_Exercise directions_: Reading the listing below, count the lines that contain the word "Skicka" and give that count alone.

═══ Data shown

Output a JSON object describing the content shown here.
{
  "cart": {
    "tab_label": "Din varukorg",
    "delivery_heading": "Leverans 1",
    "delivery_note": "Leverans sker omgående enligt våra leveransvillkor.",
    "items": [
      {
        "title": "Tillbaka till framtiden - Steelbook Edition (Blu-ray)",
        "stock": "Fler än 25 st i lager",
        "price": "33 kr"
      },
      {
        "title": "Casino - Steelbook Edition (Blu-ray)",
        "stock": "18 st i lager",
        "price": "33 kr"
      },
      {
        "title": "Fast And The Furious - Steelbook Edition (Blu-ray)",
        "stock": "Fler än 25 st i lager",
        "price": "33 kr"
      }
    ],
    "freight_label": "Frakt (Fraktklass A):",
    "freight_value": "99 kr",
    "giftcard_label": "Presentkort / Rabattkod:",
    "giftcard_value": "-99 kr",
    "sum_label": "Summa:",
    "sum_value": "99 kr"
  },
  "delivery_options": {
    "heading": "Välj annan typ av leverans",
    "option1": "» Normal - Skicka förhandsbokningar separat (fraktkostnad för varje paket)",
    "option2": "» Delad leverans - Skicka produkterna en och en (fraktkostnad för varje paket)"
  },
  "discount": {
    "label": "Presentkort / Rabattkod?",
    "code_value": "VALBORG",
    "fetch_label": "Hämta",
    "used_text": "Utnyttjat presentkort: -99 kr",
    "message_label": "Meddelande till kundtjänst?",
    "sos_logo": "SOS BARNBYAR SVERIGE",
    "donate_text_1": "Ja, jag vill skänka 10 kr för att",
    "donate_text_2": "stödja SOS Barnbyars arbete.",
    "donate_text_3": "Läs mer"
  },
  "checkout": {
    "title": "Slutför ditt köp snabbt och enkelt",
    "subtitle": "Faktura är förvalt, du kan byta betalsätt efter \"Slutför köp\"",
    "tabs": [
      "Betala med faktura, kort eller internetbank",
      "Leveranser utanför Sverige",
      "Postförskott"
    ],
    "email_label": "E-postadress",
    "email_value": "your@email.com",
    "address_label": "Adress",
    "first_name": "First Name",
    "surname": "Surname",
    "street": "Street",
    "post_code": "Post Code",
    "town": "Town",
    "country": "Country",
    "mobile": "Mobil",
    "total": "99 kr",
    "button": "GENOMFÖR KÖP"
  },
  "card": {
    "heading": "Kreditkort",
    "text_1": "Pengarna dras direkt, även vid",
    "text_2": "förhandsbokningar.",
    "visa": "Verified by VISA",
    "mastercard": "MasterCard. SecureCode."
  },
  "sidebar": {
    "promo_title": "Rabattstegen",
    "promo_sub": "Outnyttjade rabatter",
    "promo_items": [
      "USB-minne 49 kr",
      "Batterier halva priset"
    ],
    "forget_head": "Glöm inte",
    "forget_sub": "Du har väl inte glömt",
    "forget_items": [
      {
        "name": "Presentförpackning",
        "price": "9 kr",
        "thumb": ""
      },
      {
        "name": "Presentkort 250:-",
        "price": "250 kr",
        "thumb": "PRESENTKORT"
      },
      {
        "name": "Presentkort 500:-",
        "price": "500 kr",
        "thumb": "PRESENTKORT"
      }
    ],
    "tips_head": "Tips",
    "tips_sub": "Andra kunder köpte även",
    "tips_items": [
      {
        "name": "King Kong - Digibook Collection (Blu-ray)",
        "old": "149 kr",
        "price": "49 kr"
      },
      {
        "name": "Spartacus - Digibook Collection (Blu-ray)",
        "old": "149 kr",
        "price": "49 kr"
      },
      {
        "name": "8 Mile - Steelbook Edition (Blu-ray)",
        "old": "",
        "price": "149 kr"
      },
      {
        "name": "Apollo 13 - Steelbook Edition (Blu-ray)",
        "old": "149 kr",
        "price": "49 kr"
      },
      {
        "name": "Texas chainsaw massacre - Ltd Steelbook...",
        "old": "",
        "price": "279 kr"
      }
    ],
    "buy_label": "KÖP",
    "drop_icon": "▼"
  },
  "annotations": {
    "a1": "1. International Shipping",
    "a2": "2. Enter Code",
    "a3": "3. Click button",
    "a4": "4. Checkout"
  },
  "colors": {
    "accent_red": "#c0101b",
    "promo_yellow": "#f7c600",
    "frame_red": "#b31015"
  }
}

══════

_Solution to the exercise_: 2